An Austrian project is set to use blockchain to help find waste heat hotspots in the cities of Vienna and Graz.
Launched by the Austrian Institute of Technology (AIT) on May 12, HotCity is creating a gamification system to crowdsource hotspots around the city and channel them to provide public heating.
The platform will use the Ignis blockchain, part of the Ardor ecosystem developed by Swiss company Jelurida.
Sustainability in Austrian cities
Vienna hosts one of Europe’s largest district heating networks, which provides hot water through centralized heating lines in the city.
One of the benefits of such a system is the ability to use waste heat from industrial processes to provide consumers with energy. This has an obvious impact on energy efficiency and CO2 emissions.
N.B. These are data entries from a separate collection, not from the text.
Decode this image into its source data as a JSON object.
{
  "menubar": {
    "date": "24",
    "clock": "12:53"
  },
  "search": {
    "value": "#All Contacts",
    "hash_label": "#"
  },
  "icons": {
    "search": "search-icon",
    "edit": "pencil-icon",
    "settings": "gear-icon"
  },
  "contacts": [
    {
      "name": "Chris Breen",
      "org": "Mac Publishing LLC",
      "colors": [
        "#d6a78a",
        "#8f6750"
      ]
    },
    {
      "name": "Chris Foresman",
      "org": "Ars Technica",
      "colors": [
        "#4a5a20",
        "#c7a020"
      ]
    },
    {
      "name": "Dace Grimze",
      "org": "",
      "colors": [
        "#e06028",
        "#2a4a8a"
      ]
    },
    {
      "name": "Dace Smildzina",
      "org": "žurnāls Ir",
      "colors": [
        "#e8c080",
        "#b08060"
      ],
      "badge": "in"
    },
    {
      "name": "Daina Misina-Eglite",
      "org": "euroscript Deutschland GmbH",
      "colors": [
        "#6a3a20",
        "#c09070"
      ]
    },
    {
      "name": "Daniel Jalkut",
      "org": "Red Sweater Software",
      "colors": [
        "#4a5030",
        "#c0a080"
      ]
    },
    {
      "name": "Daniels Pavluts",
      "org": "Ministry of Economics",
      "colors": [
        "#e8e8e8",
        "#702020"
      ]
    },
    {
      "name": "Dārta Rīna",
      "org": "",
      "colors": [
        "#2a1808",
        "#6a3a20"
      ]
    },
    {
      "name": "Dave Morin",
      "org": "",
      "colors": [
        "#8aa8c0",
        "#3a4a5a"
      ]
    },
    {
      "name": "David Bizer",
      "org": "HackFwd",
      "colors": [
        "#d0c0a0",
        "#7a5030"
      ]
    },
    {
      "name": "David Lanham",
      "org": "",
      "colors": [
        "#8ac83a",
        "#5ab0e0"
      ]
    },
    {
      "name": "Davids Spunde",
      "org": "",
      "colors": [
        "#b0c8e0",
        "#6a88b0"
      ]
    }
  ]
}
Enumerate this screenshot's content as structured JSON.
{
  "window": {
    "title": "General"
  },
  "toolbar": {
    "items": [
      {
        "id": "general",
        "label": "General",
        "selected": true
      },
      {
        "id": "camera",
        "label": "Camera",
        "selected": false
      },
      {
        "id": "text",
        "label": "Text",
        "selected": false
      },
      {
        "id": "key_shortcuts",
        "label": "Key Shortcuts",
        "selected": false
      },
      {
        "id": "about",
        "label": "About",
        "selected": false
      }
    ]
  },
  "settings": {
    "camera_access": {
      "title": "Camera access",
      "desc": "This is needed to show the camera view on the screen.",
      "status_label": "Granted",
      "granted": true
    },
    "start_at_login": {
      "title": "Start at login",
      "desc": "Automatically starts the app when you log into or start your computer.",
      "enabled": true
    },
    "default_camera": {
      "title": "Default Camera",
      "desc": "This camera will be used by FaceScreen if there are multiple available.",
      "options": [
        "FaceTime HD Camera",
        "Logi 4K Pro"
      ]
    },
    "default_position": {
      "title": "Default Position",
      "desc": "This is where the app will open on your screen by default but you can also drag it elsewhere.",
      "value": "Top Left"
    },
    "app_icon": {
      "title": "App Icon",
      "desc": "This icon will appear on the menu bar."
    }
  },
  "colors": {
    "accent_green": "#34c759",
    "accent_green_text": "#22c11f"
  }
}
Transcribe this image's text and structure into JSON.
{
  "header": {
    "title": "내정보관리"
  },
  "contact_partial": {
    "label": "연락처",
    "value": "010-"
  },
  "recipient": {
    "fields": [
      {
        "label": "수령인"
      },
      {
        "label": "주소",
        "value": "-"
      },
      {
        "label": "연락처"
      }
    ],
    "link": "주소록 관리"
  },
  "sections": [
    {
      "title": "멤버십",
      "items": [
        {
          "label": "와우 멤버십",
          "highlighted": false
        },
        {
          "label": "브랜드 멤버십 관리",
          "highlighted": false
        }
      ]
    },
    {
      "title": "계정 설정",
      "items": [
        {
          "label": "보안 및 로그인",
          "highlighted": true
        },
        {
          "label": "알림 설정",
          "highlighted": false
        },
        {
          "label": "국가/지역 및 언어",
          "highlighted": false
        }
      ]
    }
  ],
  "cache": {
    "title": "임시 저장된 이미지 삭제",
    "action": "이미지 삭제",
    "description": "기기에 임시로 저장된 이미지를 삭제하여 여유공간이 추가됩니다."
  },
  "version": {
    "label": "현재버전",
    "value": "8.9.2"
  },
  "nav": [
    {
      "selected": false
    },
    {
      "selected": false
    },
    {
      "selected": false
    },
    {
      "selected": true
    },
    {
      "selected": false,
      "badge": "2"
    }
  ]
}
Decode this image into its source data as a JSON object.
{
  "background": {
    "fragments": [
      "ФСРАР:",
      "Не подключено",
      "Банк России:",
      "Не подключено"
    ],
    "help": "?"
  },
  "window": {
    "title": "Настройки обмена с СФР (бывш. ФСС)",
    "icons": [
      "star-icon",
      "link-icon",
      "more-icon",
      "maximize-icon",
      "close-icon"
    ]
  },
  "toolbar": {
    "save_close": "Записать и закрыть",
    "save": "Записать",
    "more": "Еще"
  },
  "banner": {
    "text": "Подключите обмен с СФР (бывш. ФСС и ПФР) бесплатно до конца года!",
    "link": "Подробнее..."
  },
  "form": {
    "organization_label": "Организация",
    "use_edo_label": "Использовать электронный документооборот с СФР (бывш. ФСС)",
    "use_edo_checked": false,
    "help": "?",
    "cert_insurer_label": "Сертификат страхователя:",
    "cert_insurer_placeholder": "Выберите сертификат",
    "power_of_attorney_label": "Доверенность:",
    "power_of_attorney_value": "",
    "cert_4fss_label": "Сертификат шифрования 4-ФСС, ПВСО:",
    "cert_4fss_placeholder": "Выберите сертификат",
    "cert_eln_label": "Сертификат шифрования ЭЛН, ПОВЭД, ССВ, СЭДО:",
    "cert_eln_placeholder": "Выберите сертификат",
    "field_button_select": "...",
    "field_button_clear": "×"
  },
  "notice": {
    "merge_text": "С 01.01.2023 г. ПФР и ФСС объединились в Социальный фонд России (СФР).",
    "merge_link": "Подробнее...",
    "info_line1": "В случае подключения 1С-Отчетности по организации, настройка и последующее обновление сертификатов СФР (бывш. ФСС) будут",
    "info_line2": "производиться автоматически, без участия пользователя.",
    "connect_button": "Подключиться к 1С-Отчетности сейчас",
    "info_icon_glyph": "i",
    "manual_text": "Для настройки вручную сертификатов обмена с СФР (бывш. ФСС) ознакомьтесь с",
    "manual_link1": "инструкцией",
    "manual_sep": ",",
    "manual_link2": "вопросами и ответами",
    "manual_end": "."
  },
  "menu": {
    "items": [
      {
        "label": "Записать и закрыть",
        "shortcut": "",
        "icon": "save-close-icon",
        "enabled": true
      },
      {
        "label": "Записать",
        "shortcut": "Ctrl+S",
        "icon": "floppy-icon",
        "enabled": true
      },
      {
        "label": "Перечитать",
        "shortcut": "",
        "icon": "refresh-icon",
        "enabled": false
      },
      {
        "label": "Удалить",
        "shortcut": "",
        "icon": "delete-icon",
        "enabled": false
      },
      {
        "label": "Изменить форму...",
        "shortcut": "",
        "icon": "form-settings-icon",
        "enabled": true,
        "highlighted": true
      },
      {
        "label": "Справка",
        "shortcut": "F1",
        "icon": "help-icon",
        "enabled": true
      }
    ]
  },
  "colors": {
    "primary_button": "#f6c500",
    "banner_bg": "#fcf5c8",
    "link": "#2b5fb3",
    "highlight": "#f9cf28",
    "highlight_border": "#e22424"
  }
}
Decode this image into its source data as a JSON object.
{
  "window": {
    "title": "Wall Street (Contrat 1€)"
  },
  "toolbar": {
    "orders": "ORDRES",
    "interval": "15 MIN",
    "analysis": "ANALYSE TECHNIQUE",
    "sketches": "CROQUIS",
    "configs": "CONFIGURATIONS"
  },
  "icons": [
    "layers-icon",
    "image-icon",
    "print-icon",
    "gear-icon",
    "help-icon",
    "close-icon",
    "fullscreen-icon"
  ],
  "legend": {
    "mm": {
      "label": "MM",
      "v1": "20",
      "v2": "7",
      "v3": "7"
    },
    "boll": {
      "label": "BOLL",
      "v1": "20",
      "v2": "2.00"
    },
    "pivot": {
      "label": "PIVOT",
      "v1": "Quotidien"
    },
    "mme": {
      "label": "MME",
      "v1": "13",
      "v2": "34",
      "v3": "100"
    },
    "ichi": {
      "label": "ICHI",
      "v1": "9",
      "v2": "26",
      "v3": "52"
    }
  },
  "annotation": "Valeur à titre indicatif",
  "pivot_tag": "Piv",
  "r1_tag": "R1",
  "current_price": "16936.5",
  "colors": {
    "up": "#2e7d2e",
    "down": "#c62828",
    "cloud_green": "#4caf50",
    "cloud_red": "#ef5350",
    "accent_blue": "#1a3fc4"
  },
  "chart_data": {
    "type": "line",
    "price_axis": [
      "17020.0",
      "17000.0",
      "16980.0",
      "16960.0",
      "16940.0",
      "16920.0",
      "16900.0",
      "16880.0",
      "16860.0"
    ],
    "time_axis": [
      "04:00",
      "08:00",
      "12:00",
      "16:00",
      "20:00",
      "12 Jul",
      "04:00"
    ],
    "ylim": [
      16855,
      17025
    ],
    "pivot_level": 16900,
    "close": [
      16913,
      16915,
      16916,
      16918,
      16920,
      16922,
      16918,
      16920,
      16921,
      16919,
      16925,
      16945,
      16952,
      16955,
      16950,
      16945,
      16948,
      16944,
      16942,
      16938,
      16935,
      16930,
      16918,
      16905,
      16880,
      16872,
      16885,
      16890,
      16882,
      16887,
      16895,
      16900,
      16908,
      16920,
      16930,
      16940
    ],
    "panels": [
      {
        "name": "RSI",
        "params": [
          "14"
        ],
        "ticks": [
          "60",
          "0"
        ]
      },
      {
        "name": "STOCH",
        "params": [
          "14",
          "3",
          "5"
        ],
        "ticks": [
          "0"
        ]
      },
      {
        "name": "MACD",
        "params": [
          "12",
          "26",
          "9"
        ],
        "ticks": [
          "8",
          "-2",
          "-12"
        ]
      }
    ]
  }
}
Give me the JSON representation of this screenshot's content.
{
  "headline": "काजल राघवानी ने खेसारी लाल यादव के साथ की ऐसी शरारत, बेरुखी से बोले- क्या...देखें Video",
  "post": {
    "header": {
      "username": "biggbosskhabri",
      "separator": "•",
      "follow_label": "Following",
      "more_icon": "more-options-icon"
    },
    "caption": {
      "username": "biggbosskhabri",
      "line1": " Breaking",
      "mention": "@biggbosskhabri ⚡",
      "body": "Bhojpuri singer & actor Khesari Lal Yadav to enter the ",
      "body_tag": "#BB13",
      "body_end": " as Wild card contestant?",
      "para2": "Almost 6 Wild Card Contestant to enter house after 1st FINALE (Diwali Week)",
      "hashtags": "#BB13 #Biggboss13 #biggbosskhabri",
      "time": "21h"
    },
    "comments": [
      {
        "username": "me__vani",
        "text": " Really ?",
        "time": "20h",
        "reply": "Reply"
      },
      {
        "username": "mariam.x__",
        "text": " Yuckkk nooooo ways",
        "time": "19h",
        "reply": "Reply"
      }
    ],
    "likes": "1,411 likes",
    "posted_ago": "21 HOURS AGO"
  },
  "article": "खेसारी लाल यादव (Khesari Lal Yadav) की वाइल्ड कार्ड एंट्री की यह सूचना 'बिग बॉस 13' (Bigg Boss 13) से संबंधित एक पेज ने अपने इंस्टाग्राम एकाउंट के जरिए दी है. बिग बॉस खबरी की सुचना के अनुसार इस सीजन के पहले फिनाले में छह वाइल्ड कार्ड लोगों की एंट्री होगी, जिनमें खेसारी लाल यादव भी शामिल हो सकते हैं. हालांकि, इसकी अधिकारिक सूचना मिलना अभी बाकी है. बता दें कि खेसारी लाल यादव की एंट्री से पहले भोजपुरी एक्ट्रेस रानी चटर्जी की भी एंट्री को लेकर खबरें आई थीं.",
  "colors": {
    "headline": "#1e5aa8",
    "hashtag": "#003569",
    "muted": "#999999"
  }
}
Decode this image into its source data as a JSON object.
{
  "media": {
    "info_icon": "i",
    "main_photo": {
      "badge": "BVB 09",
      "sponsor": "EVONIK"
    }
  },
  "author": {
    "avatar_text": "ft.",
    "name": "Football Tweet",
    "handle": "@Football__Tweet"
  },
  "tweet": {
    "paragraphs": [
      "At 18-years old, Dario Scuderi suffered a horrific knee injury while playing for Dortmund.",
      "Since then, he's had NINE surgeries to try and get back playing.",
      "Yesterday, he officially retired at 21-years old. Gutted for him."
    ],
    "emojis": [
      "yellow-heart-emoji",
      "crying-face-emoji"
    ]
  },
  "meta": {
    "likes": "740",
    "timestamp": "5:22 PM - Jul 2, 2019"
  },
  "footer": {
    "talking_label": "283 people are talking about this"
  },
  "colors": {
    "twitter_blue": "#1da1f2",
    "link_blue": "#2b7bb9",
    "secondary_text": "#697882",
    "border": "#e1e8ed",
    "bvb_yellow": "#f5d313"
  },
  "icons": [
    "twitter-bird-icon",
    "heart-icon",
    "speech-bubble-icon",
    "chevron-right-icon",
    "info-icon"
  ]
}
Viennese energy providers claim a reduction of 75% in energy consumption thanks to this system.
“Plus-energy districts” that produce more heat energy than they consume can generally feed some of that waste heat into the grid, increasing efficiency.
But while large sources of waste heat, like large factories and data centers, are easy to identify, smaller sources remain untapped.
The HotCity project would thus help form precise and granular data sets that could help improve urban planning in Austria. The project received a 310,000 Euro grant from the Austrian Federal Ministry for Climate Action, Environment, Energy, Mobility, Innovation, and Technology.
Dr. Ernst Gebetsroither-Geringer, the HotCity project lead from the AIT, told Cointelegraph that Vienna is estimated to produce 400 Gigawatt Hours of usable waste heat. Though not all of it will be economical to use, this is what the HotCity project is about:
“The idea is to develop a method with gamification to estimate the potentials […] The crowdsourcing does not recover the waste heat it ‘only’ shows the potentials which exist.”
How it works
The HotCity platform aims to make collecting the necessary data “voluntary and playful,” rewarding the users with tokens that can be redeemed for goods and services. The citizens can submit the information with an app by doing physical on-site inspections, or even just scanning photos and Google Maps.
As Gebetsroither-Geringer explained, blockchain is used both to secure the data and make it private, while also facilitating the exchange of tokens into specific vouchers.
He speculated that use of blockchain could extend further than that:
[Blockchain] could also be used by prosumers (small energy waste producers) if they want to sell their waste energy and use smart contracts and blockchain to do this. But this use of blockchain to sell the waste heat is not implemented in HotCity.”
The project will be tested in Vienna and Graz for the next heating season in October 2020, after plans for an early 2020 pilot were delayed by the Coronavirus pandemic.